This is an increase of 18% from the estimate reported for 2014 and there is a continued regional shift towards Asia, especially in manufacturing.

Looking at geothermal specifically, IRENA provides some conflicting data. On the one hand they estimate 160,000 jobs in geothermal, they talk about 104,600 jobs in the geothermal power and heat sector. We assume that this is related to the geothermal heat pump sector.  According to IRENA, about 7,300 jobs were added compared to the previous reporting period.

IRENA_employment_renewables

We consider the data to be a bit unclear and likely not taking into consideration geothermal jobs in Southeast Asia and Africa.

If we consider the United States to employ around 35,000 employees, Germany around 17,000, France 33,000 and the rest of the EU around 54,000 in the geothermal sector, then nations like Indonesia, the Philippines, Kenya and Turkey must add significantly to those numbers.

Just taking into consideration that the U.S. represent today around 25% of installed capacity with limited ongoing development, but most of the development happening in Turkey, Indonesia, Kenya and so on, than we estimate the employment in those countries to add significantly to the numbers presented by IRENA.

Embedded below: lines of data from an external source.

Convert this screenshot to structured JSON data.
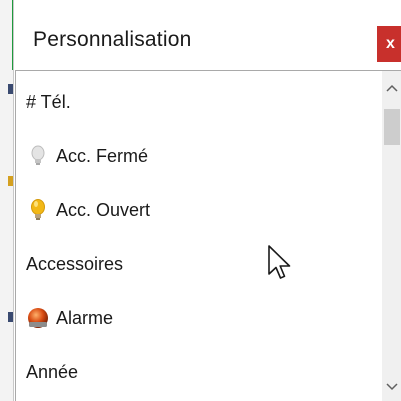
{
  "dialog": {
    "title": "Personnalisation",
    "close_label": "x"
  },
  "list": {
    "items": [
      {
        "label": "# Tél.",
        "icon": ""
      },
      {
        "label": "Acc. Fermé",
        "icon": "bulb-off-icon"
      },
      {
        "label": "Acc. Ouvert",
        "icon": "bulb-on-icon"
      },
      {
        "label": "Accessoires",
        "icon": ""
      },
      {
        "label": "Alarme",
        "icon": "alarm-light-icon"
      },
      {
        "label": "Année",
        "icon": ""
      }
    ]
  },
  "colors": {
    "close_button": "#c8302c",
    "bulb_on": "#f2b816",
    "alarm": "#d84b12"
  },
  "icons": {
    "scroll_up": "chevron-up-icon",
    "scroll_down": "chevron-down-icon",
    "cursor": "mouse-pointer-icon"
  }
}
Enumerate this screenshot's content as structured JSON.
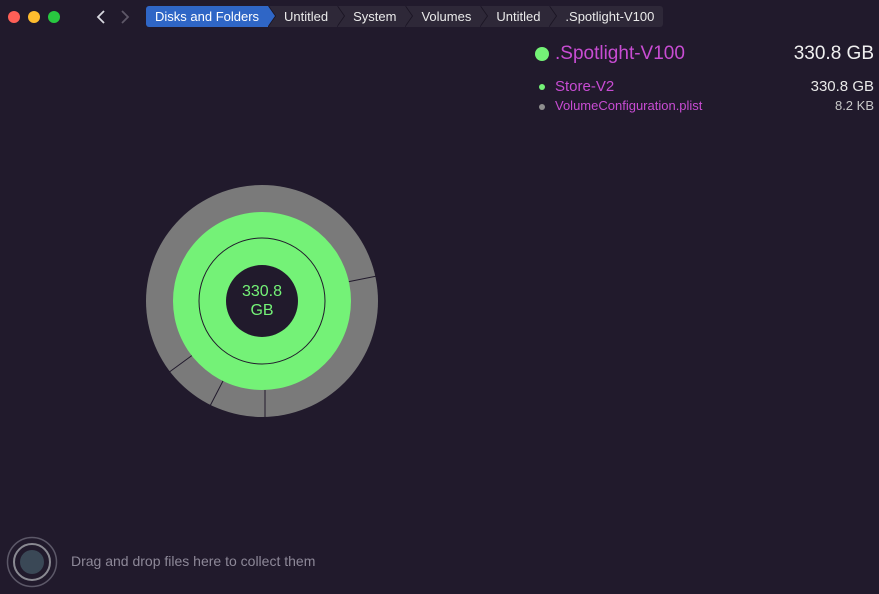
{
  "window": {
    "nav": {
      "back_icon": "chevron-left-icon",
      "forward_icon": "chevron-right-icon"
    }
  },
  "breadcrumb": [
    {
      "label": "Disks and Folders",
      "active": true
    },
    {
      "label": "Untitled"
    },
    {
      "label": "System"
    },
    {
      "label": "Volumes"
    },
    {
      "label": "Untitled"
    },
    {
      "label": ".Spotlight-V100"
    }
  ],
  "selection": {
    "name": ".Spotlight-V100",
    "size": "330.8 GB",
    "color": "#74f277",
    "children": [
      {
        "name": "Store-V2",
        "size": "330.8 GB",
        "color": "#74f277"
      },
      {
        "name": "VolumeConfiguration.plist",
        "size": "8.2  KB",
        "color": "#8e8e8e"
      }
    ]
  },
  "chart": {
    "center_value": "330.8",
    "center_unit": "GB",
    "colors": {
      "folder": "#74f277",
      "other": "#7a7a7a",
      "background": "#211a2c",
      "name_text": "#c84cd3"
    }
  },
  "drop_zone": {
    "text": "Drag and drop files here to collect them",
    "icon": "collect-target-icon"
  }
}
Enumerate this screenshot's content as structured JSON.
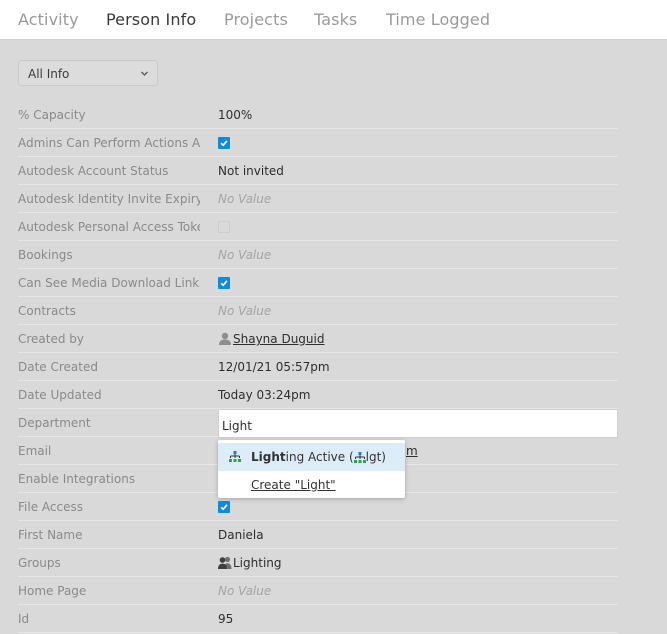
{
  "tabs": [
    {
      "label": "Activity",
      "active": false
    },
    {
      "label": "Person Info",
      "active": true
    },
    {
      "label": "Projects",
      "active": false
    },
    {
      "label": "Tasks",
      "active": false
    },
    {
      "label": "Time Logged",
      "active": false
    }
  ],
  "filter": {
    "selected": "All Info",
    "icon": "chevron-down-icon"
  },
  "fields": [
    {
      "label": "% Capacity",
      "type": "text",
      "value": "100%"
    },
    {
      "label": "Admins Can Perform Actions As",
      "type": "checkbox",
      "checked": true
    },
    {
      "label": "Autodesk Account Status",
      "type": "text",
      "value": "Not invited"
    },
    {
      "label": "Autodesk Identity Invite Expiry",
      "type": "empty",
      "value": "No Value"
    },
    {
      "label": "Autodesk Personal Access Token",
      "type": "checkbox",
      "checked": false
    },
    {
      "label": "Bookings",
      "type": "empty",
      "value": "No Value"
    },
    {
      "label": "Can See Media Download Links in",
      "type": "checkbox",
      "checked": true
    },
    {
      "label": "Contracts",
      "type": "empty",
      "value": "No Value"
    },
    {
      "label": "Created by",
      "type": "user-link",
      "value": "Shayna Duguid",
      "icon": "user-icon"
    },
    {
      "label": "Date Created",
      "type": "text",
      "value": "12/01/21 05:57pm"
    },
    {
      "label": "Date Updated",
      "type": "text",
      "value": "Today 03:24pm"
    },
    {
      "label": "Department",
      "type": "editing",
      "value": "Light"
    },
    {
      "label": "Email",
      "type": "obscured-link",
      "value": "m"
    },
    {
      "label": "Enable Integrations",
      "type": "obscured",
      "value": ""
    },
    {
      "label": "File Access",
      "type": "checkbox",
      "checked": true
    },
    {
      "label": "First Name",
      "type": "text",
      "value": "Daniela"
    },
    {
      "label": "Groups",
      "type": "group",
      "value": "Lighting",
      "icon": "group-icon"
    },
    {
      "label": "Home Page",
      "type": "empty",
      "value": "No Value"
    },
    {
      "label": "Id",
      "type": "text",
      "value": "95"
    }
  ],
  "autocomplete": {
    "suggestion": {
      "match": "Light",
      "rest": "ing Active (",
      "code": "lgt",
      "close": ")",
      "icon": "department-icon"
    },
    "create_label": "Create \"Light\""
  },
  "colors": {
    "checkbox": "#0d8be0",
    "highlight": "#dcecf8",
    "dept_icon_top": "#1f7ad1",
    "dept_icon_bottom": "#2ea44f"
  }
}
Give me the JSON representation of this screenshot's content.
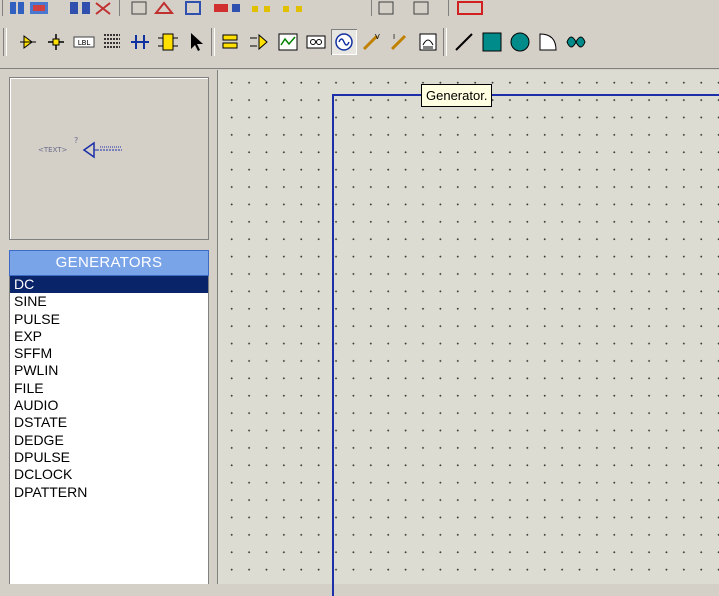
{
  "tooltip": {
    "text": "Generator."
  },
  "preview": {
    "text_placeholder": "<TEXT>",
    "question_mark": "?"
  },
  "generators": {
    "header": "GENERATORS",
    "items": [
      "DC",
      "SINE",
      "PULSE",
      "EXP",
      "SFFM",
      "PWLIN",
      "FILE",
      "AUDIO",
      "DSTATE",
      "DEDGE",
      "DPULSE",
      "DCLOCK",
      "DPATTERN"
    ],
    "selected": "DC"
  },
  "toolbar": {
    "main_icons": [
      "component-mode-icon",
      "junction-dot-icon",
      "wire-label-icon",
      "script-icon",
      "bus-icon",
      "sub-circuit-icon",
      "selection-icon",
      "terminals-icon",
      "device-pins-icon",
      "graph-icon",
      "tape-recorder-icon",
      "generator-icon",
      "voltage-probe-icon",
      "current-probe-icon",
      "virtual-instruments-icon",
      "line-icon",
      "box-icon",
      "circle-icon",
      "arc-icon",
      "path-icon"
    ],
    "active_tool": "generator-icon"
  },
  "colors": {
    "sheet_border": "#1c2ea8",
    "list_selected": "#0a246a",
    "list_header": "#7aa4e8",
    "tooltip_bg": "#ffffe1"
  }
}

In a report on Indonesian capacity building needs, it is reported that around 1.7 full-time jobs for technical personnel for each additional installed MW of capacity in the United States. So considering around 20,000 MW in development in the world today, we look at around 34,000 additional jobs. … so estimating around 10-15,000 MW planned in Indonesia, Kenya, Turkey and the Philippines alone, and a likely higher numbers of jobs per MW in development , we estimate an additional 50,000 jobs to be accounted for in the context of the IRENA figures.